The 1950-1953 Korean War ended in an armistice rather than a peace treaty, leaving U.S.-led U.N. forces technically still at war with North Korea.
South Korean leaders in 1953 opposed the idea of a truce that left the peninsula divided and were not signatories to the armistice.
South Korean veterans of the war were due gather to commemorate the anniversary, including at one event where U.S. President Donald Trump and other international leaders were expected to deliver video messages.
North Korea’s ruling party newspaper ran a front-page commentary calling for people to follow in the footsteps of those who fought to defend the nation.
“Several decades have passed, but the danger of war has never left this soil,” the newspaper said, blaming “hostile forces” for seeking to crush North Korea.
Two years ago, a flurry of diplomacy and summits between North Korean leader Kim Jong Un and the presidents of the United States, South Korea, and China raised hopes that even if the North’s nuclear arsenal was undiminished, the parties might agree to officially end the technical state of war.
Those hopes have been dashed, however, with North Korea accusing the United States and South Korea of clinging to hostile policies, and Washington pressing Pyongyang to abandon its growing arsenal of nuclear weapons and long-range missiles.
A series of follow-up meetings and working-level talks failed to close the gap between the two old enemies, and North Korea has taken an increasingly confrontational tone, resuming short-range missile launches, blowing up an inter-Korean liaison office and severing communication hotlines with South Korea.
On June 24, North Korea said it had decided to suspend plans for unspecified military action against South Korea but warned it to “think and behave wisely”.
Historians have estimated the war may have caused as many as 1 million military deaths and killed several million civilians. Thousands of families were divided with little contact as the heavily fortified Demilitarized Zone (DMZ) cut the peninsula in two.

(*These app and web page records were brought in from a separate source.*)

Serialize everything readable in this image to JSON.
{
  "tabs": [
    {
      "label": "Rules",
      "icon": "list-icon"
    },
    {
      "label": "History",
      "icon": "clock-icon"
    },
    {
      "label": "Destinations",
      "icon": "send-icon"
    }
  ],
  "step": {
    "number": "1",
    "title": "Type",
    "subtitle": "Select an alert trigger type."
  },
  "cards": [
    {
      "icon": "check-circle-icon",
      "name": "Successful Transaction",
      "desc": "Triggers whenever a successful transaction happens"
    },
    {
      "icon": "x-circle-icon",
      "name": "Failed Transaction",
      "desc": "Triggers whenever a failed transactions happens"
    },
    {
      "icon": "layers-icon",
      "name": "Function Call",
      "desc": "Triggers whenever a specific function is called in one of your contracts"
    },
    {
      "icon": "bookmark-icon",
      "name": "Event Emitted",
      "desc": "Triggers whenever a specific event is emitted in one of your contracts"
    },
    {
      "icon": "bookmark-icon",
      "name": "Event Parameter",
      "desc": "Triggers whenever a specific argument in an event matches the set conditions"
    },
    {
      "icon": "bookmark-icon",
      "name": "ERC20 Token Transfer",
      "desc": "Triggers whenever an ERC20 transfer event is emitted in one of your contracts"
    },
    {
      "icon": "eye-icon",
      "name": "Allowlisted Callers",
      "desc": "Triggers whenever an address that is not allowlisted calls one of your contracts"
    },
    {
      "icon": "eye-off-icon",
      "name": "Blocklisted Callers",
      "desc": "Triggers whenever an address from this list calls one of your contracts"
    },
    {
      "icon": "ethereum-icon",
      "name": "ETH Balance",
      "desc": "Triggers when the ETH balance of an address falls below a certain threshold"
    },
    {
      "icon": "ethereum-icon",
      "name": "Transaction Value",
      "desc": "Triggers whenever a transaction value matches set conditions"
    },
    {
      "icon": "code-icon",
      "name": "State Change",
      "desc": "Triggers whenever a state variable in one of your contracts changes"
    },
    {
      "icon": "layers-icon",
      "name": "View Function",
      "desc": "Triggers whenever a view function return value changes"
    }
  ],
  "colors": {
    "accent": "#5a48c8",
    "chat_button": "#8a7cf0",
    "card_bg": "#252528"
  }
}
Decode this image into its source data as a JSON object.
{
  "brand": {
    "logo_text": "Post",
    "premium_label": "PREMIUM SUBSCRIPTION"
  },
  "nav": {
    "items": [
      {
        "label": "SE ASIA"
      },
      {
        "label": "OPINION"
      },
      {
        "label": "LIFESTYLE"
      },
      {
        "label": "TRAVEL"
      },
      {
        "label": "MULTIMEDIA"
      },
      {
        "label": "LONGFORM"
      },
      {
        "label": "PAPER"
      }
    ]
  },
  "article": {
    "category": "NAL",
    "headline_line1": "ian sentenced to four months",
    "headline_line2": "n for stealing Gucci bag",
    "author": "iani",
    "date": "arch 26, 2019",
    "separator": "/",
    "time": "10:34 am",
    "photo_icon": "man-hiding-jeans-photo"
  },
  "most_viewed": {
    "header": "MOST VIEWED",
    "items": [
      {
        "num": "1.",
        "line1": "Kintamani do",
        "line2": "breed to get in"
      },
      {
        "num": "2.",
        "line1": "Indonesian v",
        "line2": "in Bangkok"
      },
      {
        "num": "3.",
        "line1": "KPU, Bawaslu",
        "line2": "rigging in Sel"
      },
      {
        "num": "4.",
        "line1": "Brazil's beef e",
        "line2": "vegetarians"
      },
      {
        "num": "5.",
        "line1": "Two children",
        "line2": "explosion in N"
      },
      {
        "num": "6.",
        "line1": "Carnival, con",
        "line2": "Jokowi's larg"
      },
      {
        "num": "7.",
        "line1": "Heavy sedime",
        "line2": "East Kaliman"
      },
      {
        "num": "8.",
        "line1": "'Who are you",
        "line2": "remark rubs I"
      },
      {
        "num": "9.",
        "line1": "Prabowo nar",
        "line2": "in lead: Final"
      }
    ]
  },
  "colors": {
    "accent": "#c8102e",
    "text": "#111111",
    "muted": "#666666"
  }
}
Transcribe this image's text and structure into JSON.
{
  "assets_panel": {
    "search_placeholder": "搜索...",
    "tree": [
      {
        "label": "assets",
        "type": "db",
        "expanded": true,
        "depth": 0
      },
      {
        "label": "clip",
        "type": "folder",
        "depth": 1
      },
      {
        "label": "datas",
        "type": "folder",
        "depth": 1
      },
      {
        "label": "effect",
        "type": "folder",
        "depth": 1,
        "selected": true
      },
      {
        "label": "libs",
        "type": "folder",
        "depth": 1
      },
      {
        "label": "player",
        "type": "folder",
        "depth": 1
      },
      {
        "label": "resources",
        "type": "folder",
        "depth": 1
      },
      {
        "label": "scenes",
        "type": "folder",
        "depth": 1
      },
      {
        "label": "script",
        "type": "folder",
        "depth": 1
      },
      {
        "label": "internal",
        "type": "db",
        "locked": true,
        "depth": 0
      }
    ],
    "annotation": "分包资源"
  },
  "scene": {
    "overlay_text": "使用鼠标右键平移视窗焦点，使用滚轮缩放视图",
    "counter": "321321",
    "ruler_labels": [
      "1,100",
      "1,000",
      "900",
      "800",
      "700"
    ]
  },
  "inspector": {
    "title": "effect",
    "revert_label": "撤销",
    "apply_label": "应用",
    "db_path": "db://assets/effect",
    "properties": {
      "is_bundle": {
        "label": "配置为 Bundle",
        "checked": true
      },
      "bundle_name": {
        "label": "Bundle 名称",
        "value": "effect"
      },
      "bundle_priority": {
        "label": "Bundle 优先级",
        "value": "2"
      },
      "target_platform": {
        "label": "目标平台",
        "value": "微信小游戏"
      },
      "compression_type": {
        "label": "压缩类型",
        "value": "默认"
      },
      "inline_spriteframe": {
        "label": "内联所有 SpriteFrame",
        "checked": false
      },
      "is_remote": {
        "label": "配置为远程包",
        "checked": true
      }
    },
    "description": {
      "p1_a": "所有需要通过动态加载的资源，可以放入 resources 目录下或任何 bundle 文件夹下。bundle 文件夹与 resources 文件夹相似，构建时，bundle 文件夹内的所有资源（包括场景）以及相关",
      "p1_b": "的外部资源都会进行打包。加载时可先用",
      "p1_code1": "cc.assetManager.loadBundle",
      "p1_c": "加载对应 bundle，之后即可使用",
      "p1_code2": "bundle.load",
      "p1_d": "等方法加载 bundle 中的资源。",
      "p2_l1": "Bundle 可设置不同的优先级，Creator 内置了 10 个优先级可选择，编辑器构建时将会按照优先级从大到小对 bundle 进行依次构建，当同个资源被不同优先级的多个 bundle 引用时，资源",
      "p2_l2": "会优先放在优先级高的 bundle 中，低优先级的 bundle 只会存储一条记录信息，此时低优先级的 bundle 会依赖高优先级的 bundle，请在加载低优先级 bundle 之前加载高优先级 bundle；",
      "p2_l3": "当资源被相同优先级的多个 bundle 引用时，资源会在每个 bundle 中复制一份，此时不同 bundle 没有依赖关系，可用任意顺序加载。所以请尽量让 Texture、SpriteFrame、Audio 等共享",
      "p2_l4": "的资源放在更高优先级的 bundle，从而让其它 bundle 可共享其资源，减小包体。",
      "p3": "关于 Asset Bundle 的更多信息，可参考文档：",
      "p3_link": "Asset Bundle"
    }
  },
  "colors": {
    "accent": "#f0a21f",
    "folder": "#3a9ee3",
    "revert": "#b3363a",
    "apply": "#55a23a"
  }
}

“The unresolved state of the Korean War has had devastating consequences for Koreans, from the separation of thousands of families to the extreme militarization of the Korean Peninsula,” said Christine Ahn, international coordinator for WomenCrossDMZ, a group that advocates for peace in Korea.
Despite misgivings from many in the United States, South Korean officials are pushing more forcefully for an end to the armistice arrangement, saying that it appreciates the role of the United Nations Command, South Korea’s alliance with the United States should evolve with the times.
“It is time for Korea to take center stage in maintaining its own peace and security, by ending the current state of armistice and establishing a permanent peace regime on the Korean peninsula,” South Korea’s Vice Foreign Minister Cho Sei-young said on June 24.